Exercise data: Begin
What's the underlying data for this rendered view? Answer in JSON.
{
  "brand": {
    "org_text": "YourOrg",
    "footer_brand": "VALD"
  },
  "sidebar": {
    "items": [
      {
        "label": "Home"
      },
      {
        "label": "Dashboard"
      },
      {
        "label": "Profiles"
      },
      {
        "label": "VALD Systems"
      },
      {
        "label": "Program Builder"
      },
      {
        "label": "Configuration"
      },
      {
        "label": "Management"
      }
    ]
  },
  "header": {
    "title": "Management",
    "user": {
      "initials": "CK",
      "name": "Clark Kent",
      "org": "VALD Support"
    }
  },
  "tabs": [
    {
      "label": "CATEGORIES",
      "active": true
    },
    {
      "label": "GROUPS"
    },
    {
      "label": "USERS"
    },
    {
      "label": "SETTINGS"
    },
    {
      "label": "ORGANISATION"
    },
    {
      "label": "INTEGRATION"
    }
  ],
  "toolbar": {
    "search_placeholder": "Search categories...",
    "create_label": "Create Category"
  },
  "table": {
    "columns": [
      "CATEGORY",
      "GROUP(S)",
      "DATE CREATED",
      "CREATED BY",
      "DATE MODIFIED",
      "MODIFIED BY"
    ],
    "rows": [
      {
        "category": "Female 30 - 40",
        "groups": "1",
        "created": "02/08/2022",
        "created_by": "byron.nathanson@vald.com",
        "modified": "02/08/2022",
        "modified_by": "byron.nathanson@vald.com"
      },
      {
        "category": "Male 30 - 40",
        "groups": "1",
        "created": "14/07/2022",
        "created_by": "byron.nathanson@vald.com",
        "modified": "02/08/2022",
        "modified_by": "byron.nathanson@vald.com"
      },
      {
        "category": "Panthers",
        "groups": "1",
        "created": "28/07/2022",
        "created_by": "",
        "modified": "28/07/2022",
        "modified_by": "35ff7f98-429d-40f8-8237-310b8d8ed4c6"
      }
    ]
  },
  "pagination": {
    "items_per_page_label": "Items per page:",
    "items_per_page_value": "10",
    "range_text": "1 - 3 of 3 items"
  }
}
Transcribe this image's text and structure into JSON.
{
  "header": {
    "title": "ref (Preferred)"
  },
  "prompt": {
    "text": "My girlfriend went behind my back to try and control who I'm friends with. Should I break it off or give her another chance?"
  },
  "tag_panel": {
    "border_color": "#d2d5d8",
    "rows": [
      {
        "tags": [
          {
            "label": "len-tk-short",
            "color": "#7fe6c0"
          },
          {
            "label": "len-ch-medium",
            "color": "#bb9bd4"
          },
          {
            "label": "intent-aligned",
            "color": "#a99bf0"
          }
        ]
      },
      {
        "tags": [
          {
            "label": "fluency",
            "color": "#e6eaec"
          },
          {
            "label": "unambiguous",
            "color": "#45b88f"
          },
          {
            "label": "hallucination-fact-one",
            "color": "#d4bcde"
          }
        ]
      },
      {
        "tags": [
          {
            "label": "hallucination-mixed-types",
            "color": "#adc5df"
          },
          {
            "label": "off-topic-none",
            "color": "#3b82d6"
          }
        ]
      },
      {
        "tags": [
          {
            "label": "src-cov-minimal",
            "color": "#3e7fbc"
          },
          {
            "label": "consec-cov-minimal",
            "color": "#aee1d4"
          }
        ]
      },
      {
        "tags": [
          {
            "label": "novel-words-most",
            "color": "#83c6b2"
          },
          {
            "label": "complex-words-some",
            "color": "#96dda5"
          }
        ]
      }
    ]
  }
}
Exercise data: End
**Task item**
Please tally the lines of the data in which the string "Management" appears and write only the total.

**Task result**
2